» YOUR GOAL: Every line of the entries that holds the word "moyenne" is to be copied.

***** SOURCE RECORDS

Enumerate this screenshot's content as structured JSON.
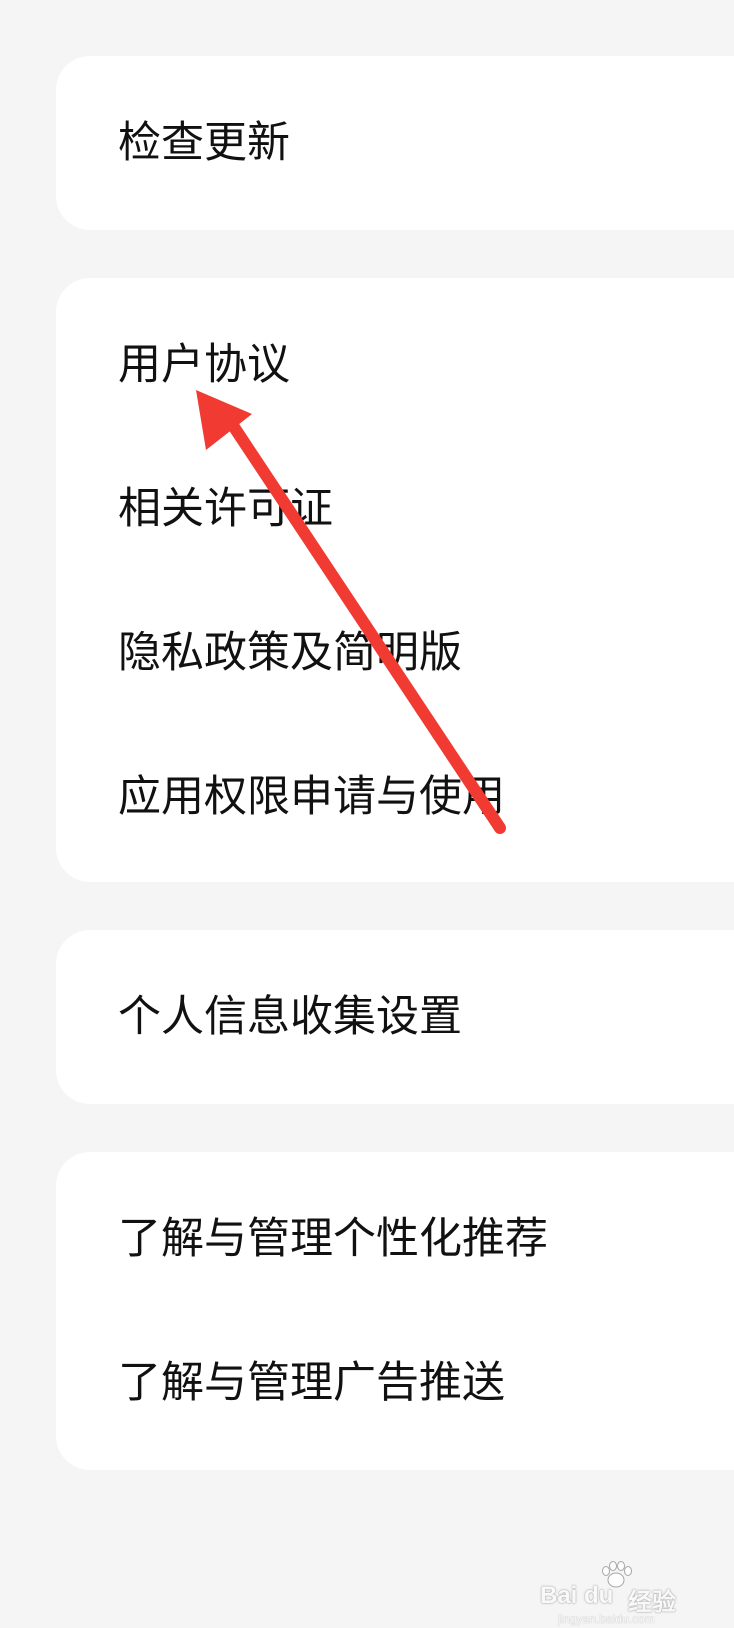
{
  "groups": [
    {
      "items": [
        {
          "label": "检查更新"
        }
      ]
    },
    {
      "items": [
        {
          "label": "用户协议"
        },
        {
          "label": "相关许可证"
        },
        {
          "label": "隐私政策及简明版"
        },
        {
          "label": "应用权限申请与使用"
        }
      ]
    },
    {
      "items": [
        {
          "label": "个人信息收集设置"
        }
      ]
    },
    {
      "items": [
        {
          "label": "了解与管理个性化推荐"
        },
        {
          "label": "了解与管理广告推送"
        }
      ]
    }
  ],
  "annotation": {
    "arrow_color": "#f03a32"
  },
  "watermark": {
    "brand": "Bai du",
    "product": "经验",
    "url": "jingyan.baidu.com"
  }
}
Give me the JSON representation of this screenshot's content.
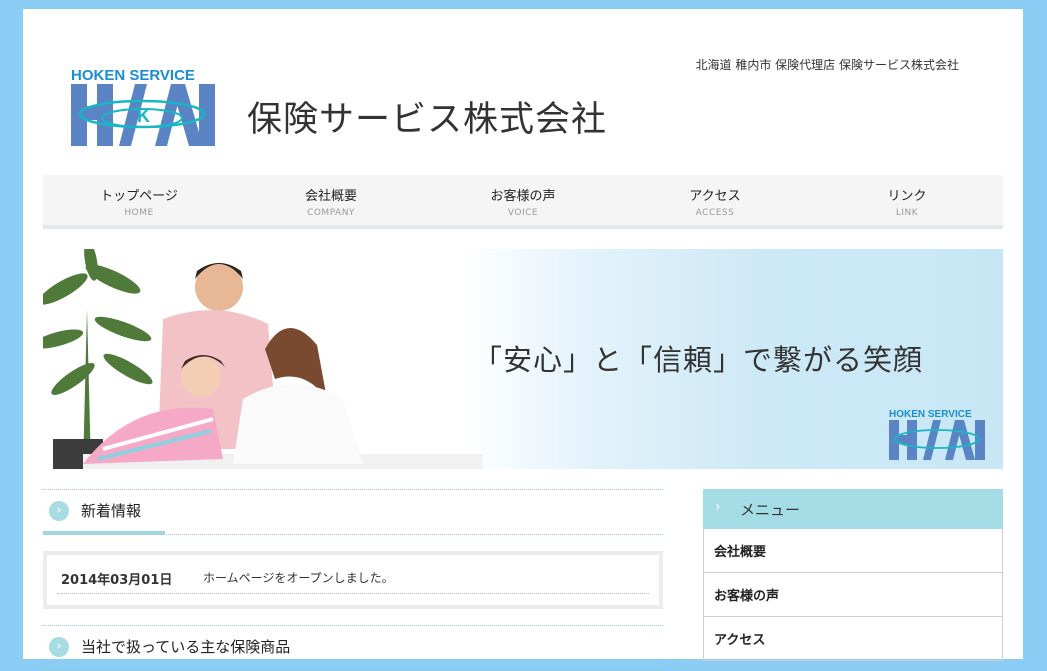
{
  "header": {
    "logo_text": "HOKEN SERVICE",
    "company_name": "保険サービス株式会社",
    "tagline": "北海道 稚内市 保険代理店 保険サービス株式会社"
  },
  "nav": {
    "items": [
      {
        "jp": "トップページ",
        "en": "HOME"
      },
      {
        "jp": "会社概要",
        "en": "COMPANY"
      },
      {
        "jp": "お客様の声",
        "en": "VOICE"
      },
      {
        "jp": "アクセス",
        "en": "ACCESS"
      },
      {
        "jp": "リンク",
        "en": "LINK"
      }
    ]
  },
  "hero": {
    "slogan": "「安心」と「信頼」で繋がる笑顔",
    "logo_text": "HOKEN SERVICE"
  },
  "news": {
    "title": "新着情報",
    "items": [
      {
        "date": "2014年03月01日",
        "text": "ホームページをオープンしました。"
      }
    ]
  },
  "products": {
    "title": "当社で扱っている主な保険商品"
  },
  "sidebar": {
    "menu_title": "メニュー",
    "items": [
      "会社概要",
      "お客様の声",
      "アクセス"
    ]
  },
  "colors": {
    "page_bg": "#8ccdf5",
    "accent": "#a5dde6",
    "logo_blue": "#5b84c4",
    "logo_cyan": "#17b7c6"
  }
}
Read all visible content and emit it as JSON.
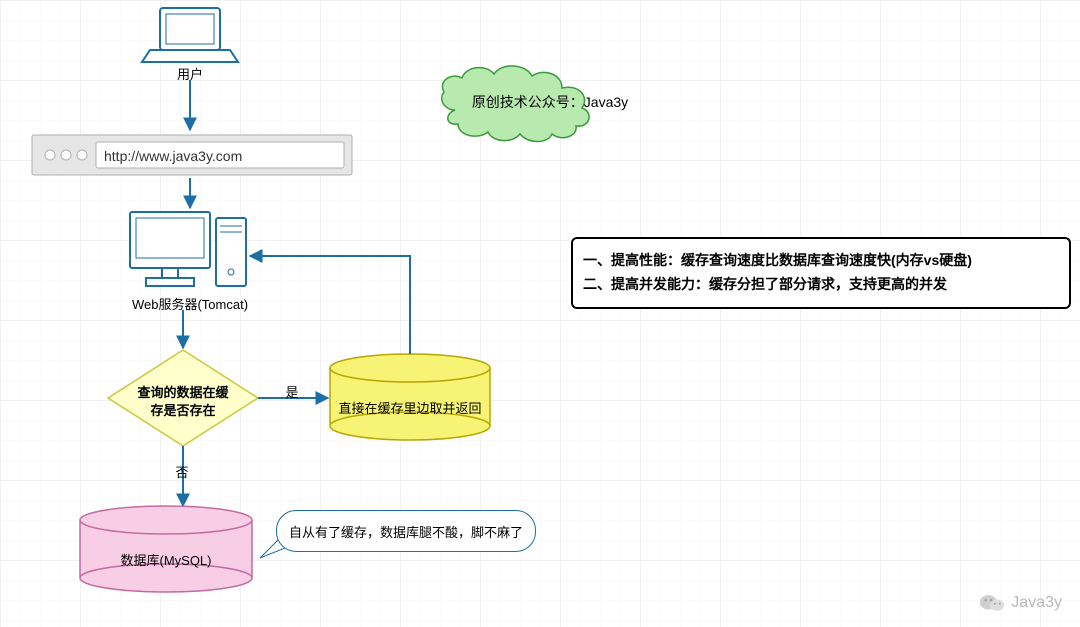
{
  "nodes": {
    "user_label": "用户",
    "url": "http://www.java3y.com",
    "web_server_label": "Web服务器(Tomcat)",
    "decision_text1": "查询的数据在缓",
    "decision_text2": "存是否存在",
    "edge_yes": "是",
    "edge_no": "否",
    "cache_cylinder_label": "直接在缓存里边取并返回",
    "db_label": "数据库(MySQL)",
    "speech_bubble": "自从有了缓存，数据库腿不酸，脚不麻了"
  },
  "cloud": {
    "text": "原创技术公众号：Java3y"
  },
  "info_box": {
    "line1": "一、提高性能：缓存查询速度比数据库查询速度快(内存vs硬盘)",
    "line2": "二、提高并发能力：缓存分担了部分请求，支持更高的并发"
  },
  "watermark": {
    "text": "Java3y"
  }
}
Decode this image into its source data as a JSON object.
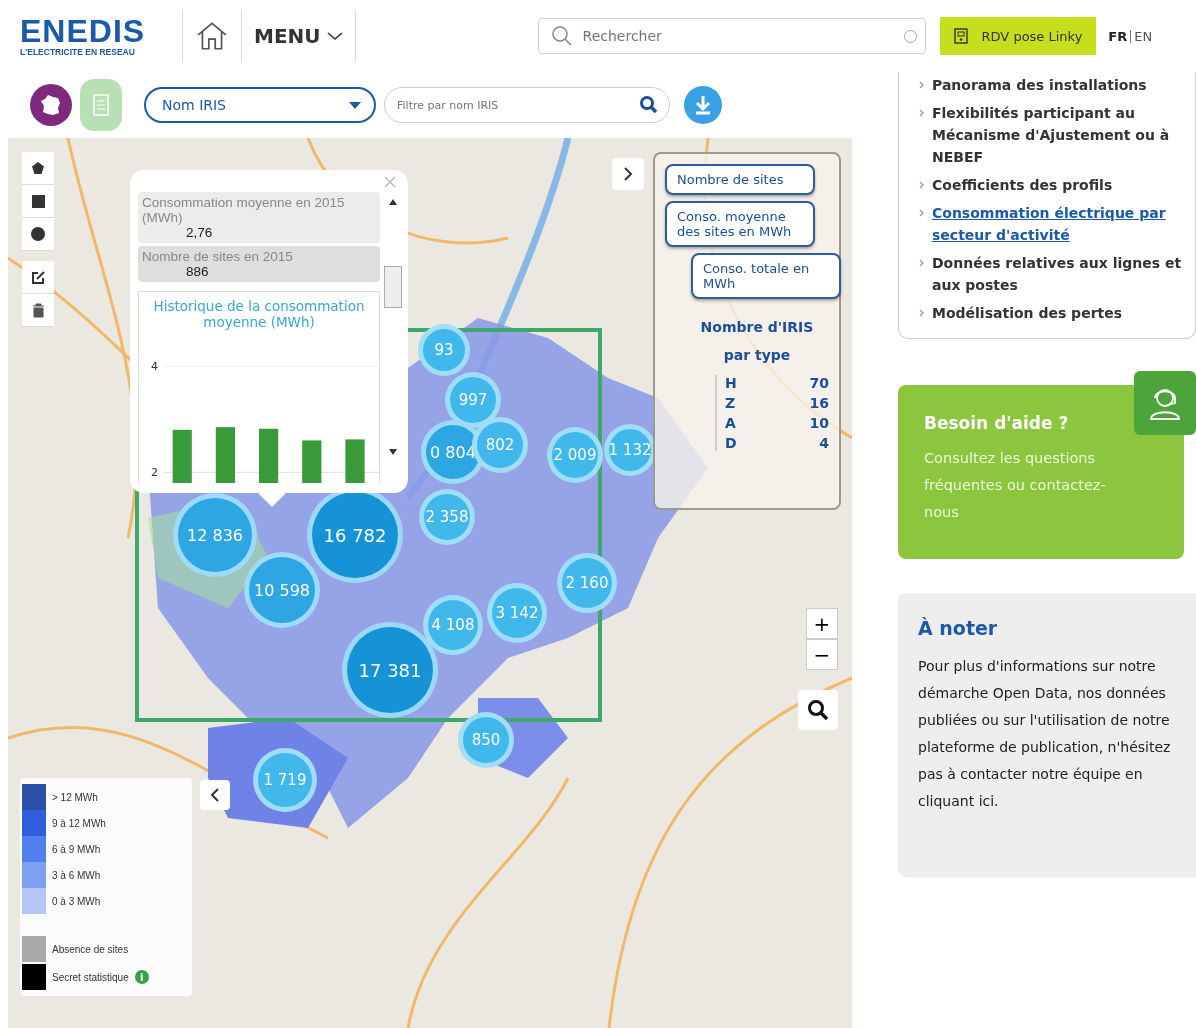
{
  "header": {
    "logo": {
      "name": "ENEDIS",
      "tagline": "L'ELECTRICITE EN RESEAU"
    },
    "menu": "MENU",
    "search": {
      "placeholder": "Rechercher"
    },
    "cta": "RDV pose Linky",
    "languages": [
      {
        "label": "FR",
        "selected": true
      },
      {
        "label": "EN",
        "selected": false
      }
    ]
  },
  "toolbar": {
    "select": "Nom IRIS",
    "filter": {
      "placeholder": "Filtre par nom IRIS"
    }
  },
  "map": {
    "clusters": [
      "93",
      "997",
      "0 804",
      "802",
      "2 009",
      "1 132",
      "12 836",
      "16 782",
      "2 358",
      "10 598",
      "2 160",
      "4 108",
      "3 142",
      "17 381",
      "850",
      "1 719"
    ],
    "popup": {
      "fields": [
        {
          "label": "Consommation moyenne en 2015 (MWh)",
          "value": "2,76"
        },
        {
          "label": "Nombre de sites en 2015",
          "value": "886"
        }
      ],
      "chart_data": {
        "type": "bar",
        "title": "Historique de la consommation moyenne (MWh)",
        "values": [
          2.8,
          2.85,
          2.82,
          2.6,
          2.62
        ],
        "yticks": [
          2,
          4
        ],
        "ylim": [
          1.8,
          4
        ]
      }
    },
    "layers": [
      {
        "label": "Nombre de sites"
      },
      {
        "label": "Conso. moyenne des sites en MWh"
      },
      {
        "label": "Conso. totale en MWh"
      }
    ],
    "iris_types": {
      "title": "Nombre d'IRIS par type",
      "rows": [
        {
          "type": "H",
          "count": "70"
        },
        {
          "type": "Z",
          "count": "16"
        },
        {
          "type": "A",
          "count": "10"
        },
        {
          "type": "D",
          "count": "4"
        }
      ]
    },
    "zoom": {
      "in": "+",
      "out": "−"
    },
    "legend": [
      {
        "label": "> 12 MWh",
        "color": "#2c4fa8"
      },
      {
        "label": "9 à 12 MWh",
        "color": "#2f5fdc"
      },
      {
        "label": "6 à 9 MWh",
        "color": "#4f80ee"
      },
      {
        "label": "3 à 6 MWh",
        "color": "#7d9ff2"
      },
      {
        "label": "0 à 3 MWh",
        "color": "#b3c6f5"
      },
      {
        "label": "Absence de sites",
        "color": "#a9a9a9"
      },
      {
        "label": "Secret statistique",
        "color": "#000000"
      }
    ],
    "legend_info": "i"
  },
  "sidebar": {
    "links": [
      {
        "label": "Panorama des installations",
        "selected": false
      },
      {
        "label": "Flexibilités participant au Mécanisme d'Ajustement ou à NEBEF",
        "selected": false
      },
      {
        "label": "Coefficients des profils",
        "selected": false
      },
      {
        "label": "Consommation électrique par secteur d'activité",
        "selected": true
      },
      {
        "label": "Données relatives aux lignes et aux postes",
        "selected": false
      },
      {
        "label": "Modélisation des pertes",
        "selected": false
      }
    ],
    "help": {
      "title": "Besoin d'aide ?",
      "text": "Consultez les questions fréquentes ou contactez-nous"
    },
    "note": {
      "title": "À noter",
      "text": "Pour plus d'informations sur notre démarche Open Data, nos données publiées ou sur l'utilisation de notre plateforme de publication, n'hésitez pas à contacter notre équipe en cliquant ici."
    }
  }
}
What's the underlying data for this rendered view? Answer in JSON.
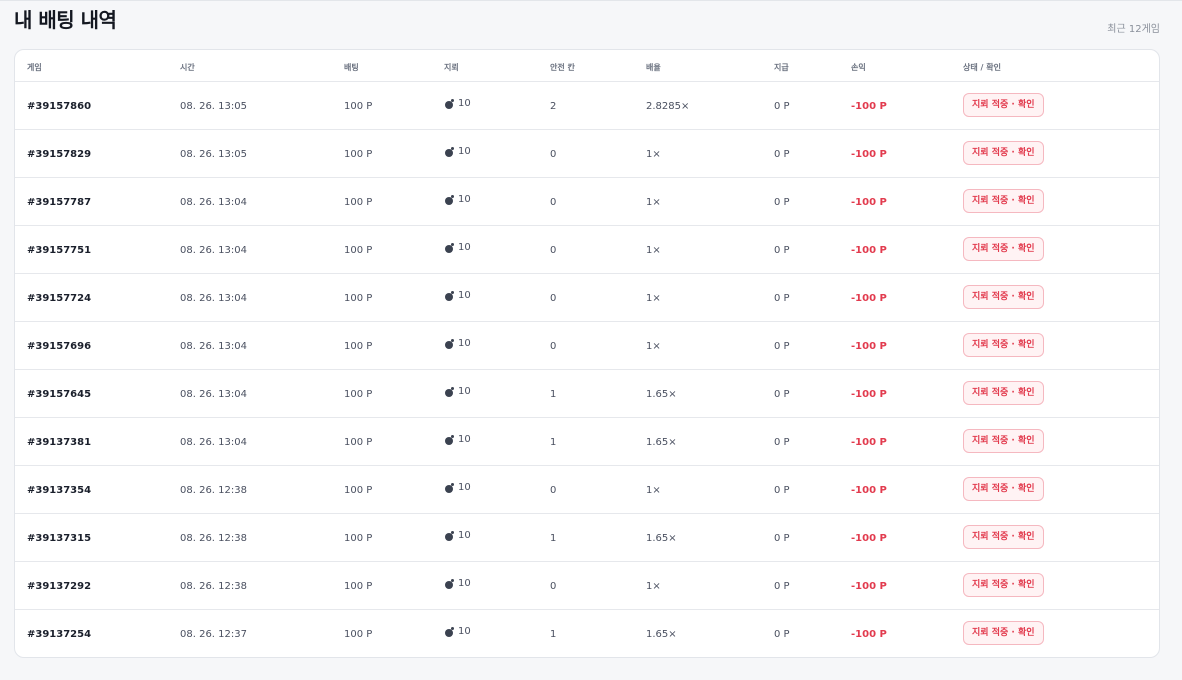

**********

» TASK OUTPUT:
          "label": "Consommation moyenne en 2015 (MWh)",
        "title": "Historique de la consommation moyenne (MWh)",
        "label": "Conso. moyenne des sites en MWh"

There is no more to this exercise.